Work to be completed> Omitting all images, set down every line below exactly as it appears.

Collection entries
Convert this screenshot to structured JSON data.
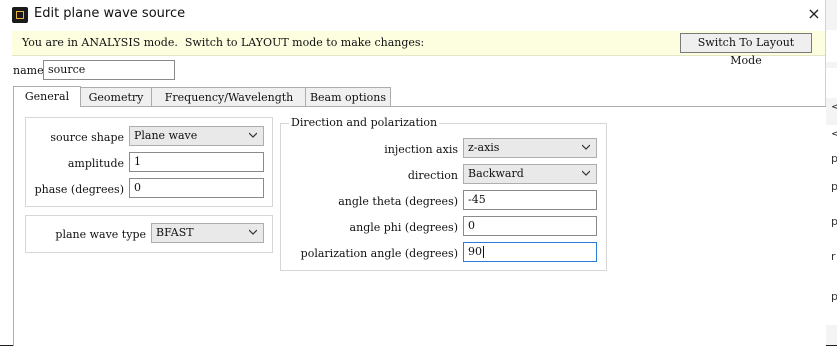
{
  "window": {
    "title": "Edit plane wave source",
    "close_icon": "×"
  },
  "banner": {
    "message": "You are in ANALYSIS mode.  Switch to LAYOUT mode to make changes:",
    "button_label": "Switch To Layout Mode",
    "background": "#fdfde0"
  },
  "name": {
    "label": "name",
    "value": "source"
  },
  "tabs": [
    {
      "label": "General",
      "active": true
    },
    {
      "label": "Geometry",
      "active": false
    },
    {
      "label": "Frequency/Wavelength",
      "active": false
    },
    {
      "label": "Beam options",
      "active": false
    }
  ],
  "general": {
    "source_shape": {
      "label": "source shape",
      "value": "Plane wave"
    },
    "amplitude": {
      "label": "amplitude",
      "value": "1"
    },
    "phase": {
      "label": "phase (degrees)",
      "value": "0"
    },
    "plane_wave_type": {
      "label": "plane wave type",
      "value": "BFAST"
    }
  },
  "direction_polarization": {
    "legend": "Direction and polarization",
    "injection_axis": {
      "label": "injection axis",
      "value": "z-axis"
    },
    "direction": {
      "label": "direction",
      "value": "Backward"
    },
    "angle_theta": {
      "label": "angle theta (degrees)",
      "value": "-45"
    },
    "angle_phi": {
      "label": "angle phi (degrees)",
      "value": "0"
    },
    "polarization_angle": {
      "label": "polarization angle (degrees)",
      "value": "90"
    }
  },
  "right_edge_chars": [
    "<",
    "<",
    "p",
    "p",
    "p",
    "r",
    "p"
  ],
  "colors": {
    "focus_border": "#2a7fd4",
    "tab_border": "#adadad"
  }
}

Written response>
Convert this screenshot to structured JSON data.
{
  "window": {
    "title": "Edit plane wave source",
    "close_icon": "×"
  },
  "banner": {
    "message": "You are in ANALYSIS mode.  Switch to LAYOUT mode to make changes:",
    "button_label": "Switch To Layout Mode",
    "background": "#fdfde0"
  },
  "name": {
    "label": "name",
    "value": "source"
  },
  "tabs": [
    {
      "label": "General",
      "active": true
    },
    {
      "label": "Geometry",
      "active": false
    },
    {
      "label": "Frequency/Wavelength",
      "active": false
    },
    {
      "label": "Beam options",
      "active": false
    }
  ],
  "general": {
    "source_shape": {
      "label": "source shape",
      "value": "Plane wave"
    },
    "amplitude": {
      "label": "amplitude",
      "value": "1"
    },
    "phase": {
      "label": "phase (degrees)",
      "value": "0"
    },
    "plane_wave_type": {
      "label": "plane wave type",
      "value": "BFAST"
    }
  },
  "direction_polarization": {
    "legend": "Direction and polarization",
    "injection_axis": {
      "label": "injection axis",
      "value": "z-axis"
    },
    "direction": {
      "label": "direction",
      "value": "Backward"
    },
    "angle_theta": {
      "label": "angle theta (degrees)",
      "value": "-45"
    },
    "angle_phi": {
      "label": "angle phi (degrees)",
      "value": "0"
    },
    "polarization_angle": {
      "label": "polarization angle (degrees)",
      "value": "90"
    }
  },
  "right_edge_chars": [
    "<",
    "<",
    "p",
    "p",
    "p",
    "r",
    "p"
  ],
  "colors": {
    "focus_border": "#2a7fd4",
    "tab_border": "#adadad"
  }
}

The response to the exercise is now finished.